Provided entries below:

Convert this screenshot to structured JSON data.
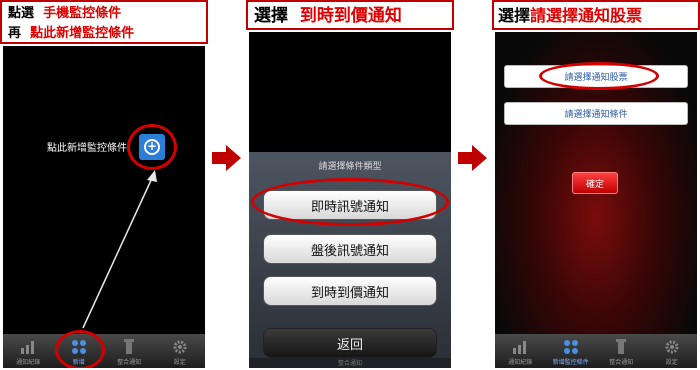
{
  "step1": {
    "header_line1_a": "點選",
    "header_line1_b": "手機監控條件",
    "header_line2_a": "再",
    "header_line2_b": "點此新增監控條件",
    "add_label": "點此新增監控條件",
    "add_symbol": "+",
    "tabs": [
      "通知紀錄",
      "新增",
      "整合通知",
      "設定"
    ]
  },
  "step2": {
    "header_a": "選擇",
    "header_b": "到時到價通知",
    "sheet_title": "請選擇條件類型",
    "options": [
      "即時訊號通知",
      "盤後訊號通知",
      "到時到價通知"
    ],
    "back": "返回",
    "tabs": [
      "",
      "",
      "整合通知",
      ""
    ]
  },
  "step3": {
    "header_a": "選擇",
    "header_b": "請選擇通知股票",
    "select_stock": "請選擇通知股票",
    "select_condition": "請選擇通知條件",
    "confirm": "確定",
    "tabs": [
      "通知紀錄",
      "新增監控條件",
      "整合通知",
      "設定"
    ]
  },
  "colors": {
    "accent_red": "#d40000",
    "header_red": "#e00000"
  },
  "icons": [
    "arrow-right-icon",
    "plus-circle-icon",
    "chart-icon",
    "nodes-icon",
    "tower-icon",
    "gear-icon"
  ]
}
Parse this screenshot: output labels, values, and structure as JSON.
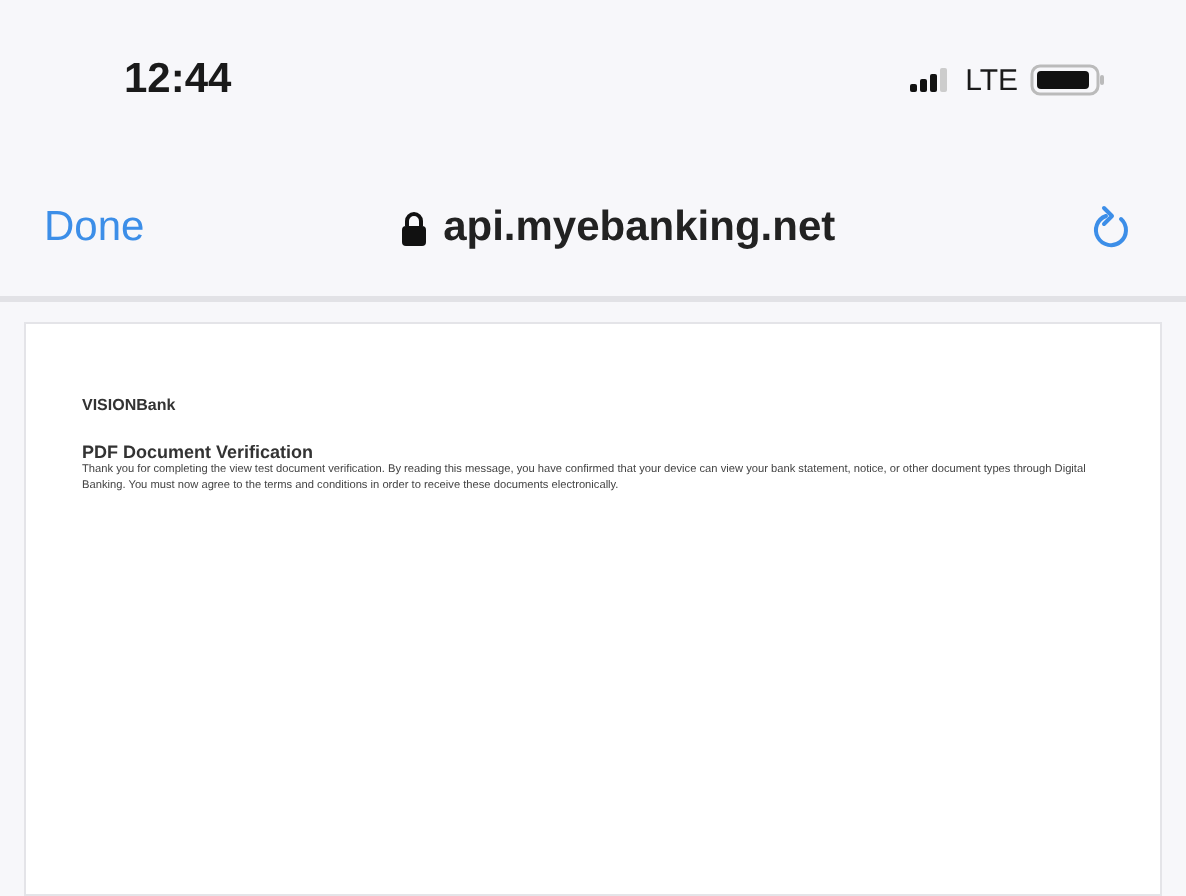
{
  "status_bar": {
    "time": "12:44",
    "network": "LTE"
  },
  "nav_bar": {
    "done": "Done",
    "url": "api.myebanking.net"
  },
  "document": {
    "brand": "VISIONBank",
    "heading": "PDF Document Verification",
    "body": "Thank you for completing the view test document verification. By reading this message, you have confirmed that your device can view your bank statement, notice, or other document types through Digital Banking. You must now agree to the terms and conditions in order to receive these documents electronically."
  }
}
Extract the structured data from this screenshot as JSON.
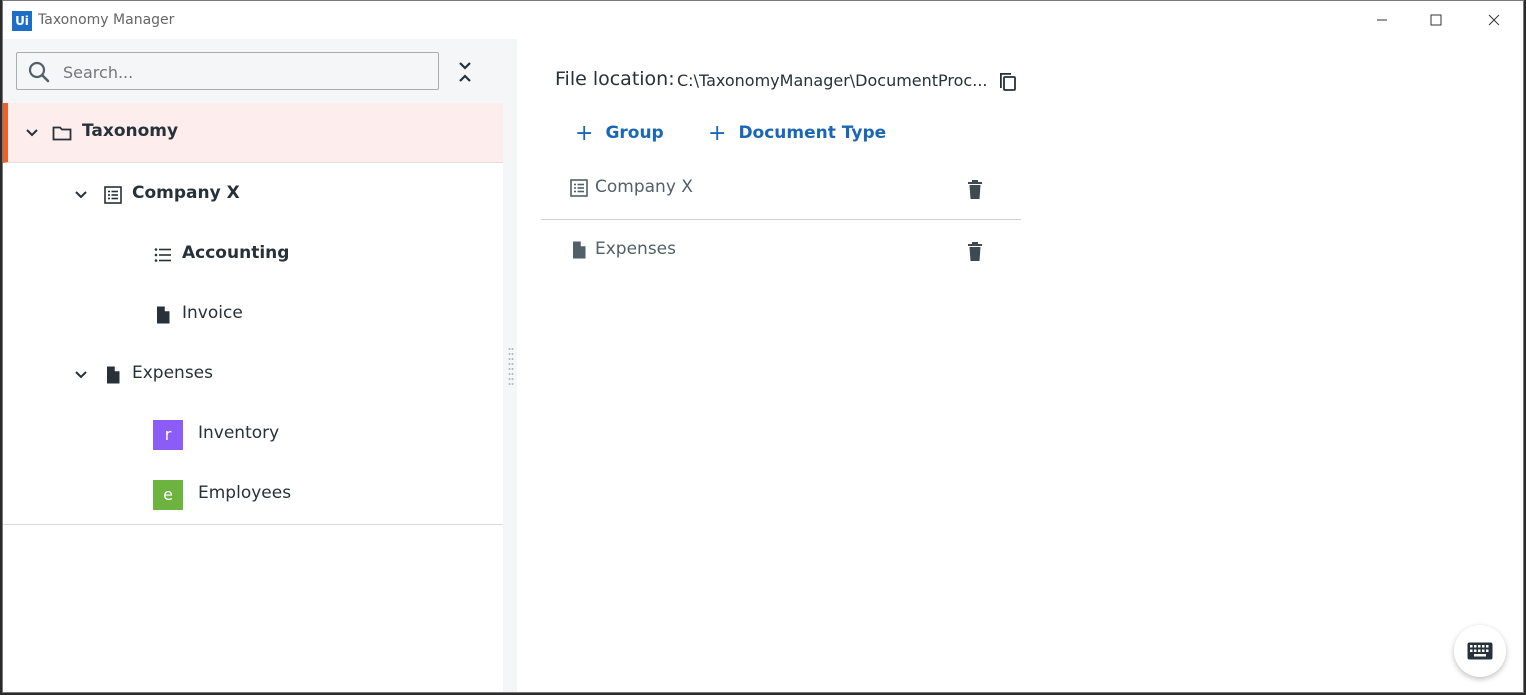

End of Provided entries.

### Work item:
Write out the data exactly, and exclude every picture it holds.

### Result of the task:
Convert this screenshot to structured JSON data.
{
  "step1": {
    "header_line1_a": "點選",
    "header_line1_b": "手機監控條件",
    "header_line2_a": "再",
    "header_line2_b": "點此新增監控條件",
    "add_label": "點此新增監控條件",
    "add_symbol": "+",
    "tabs": [
      "通知紀錄",
      "新增",
      "整合通知",
      "設定"
    ]
  },
  "step2": {
    "header_a": "選擇",
    "header_b": "到時到價通知",
    "sheet_title": "請選擇條件類型",
    "options": [
      "即時訊號通知",
      "盤後訊號通知",
      "到時到價通知"
    ],
    "back": "返回",
    "tabs": [
      "",
      "",
      "整合通知",
      ""
    ]
  },
  "step3": {
    "header_a": "選擇",
    "header_b": "請選擇通知股票",
    "select_stock": "請選擇通知股票",
    "select_condition": "請選擇通知條件",
    "confirm": "確定",
    "tabs": [
      "通知紀錄",
      "新增監控條件",
      "整合通知",
      "設定"
    ]
  },
  "colors": {
    "accent_red": "#d40000",
    "header_red": "#e00000"
  },
  "icons": [
    "arrow-right-icon",
    "plus-circle-icon",
    "chart-icon",
    "nodes-icon",
    "tower-icon",
    "gear-icon"
  ]
}
Parse this screenshot: output labels, values, and structure as JSON.
{
  "status_bar": {
    "time": "12:44",
    "network": "LTE"
  },
  "nav_bar": {
    "done": "Done",
    "url": "api.myebanking.net"
  },
  "document": {
    "brand": "VISIONBank",
    "heading": "PDF Document Verification",
    "body": "Thank you for completing the view test document verification. By reading this message, you have confirmed that your device can view your bank statement, notice, or other document types through Digital Banking. You must now agree to the terms and conditions in order to receive these documents electronically."
  }
}
Extract the structured data from this screenshot as JSON.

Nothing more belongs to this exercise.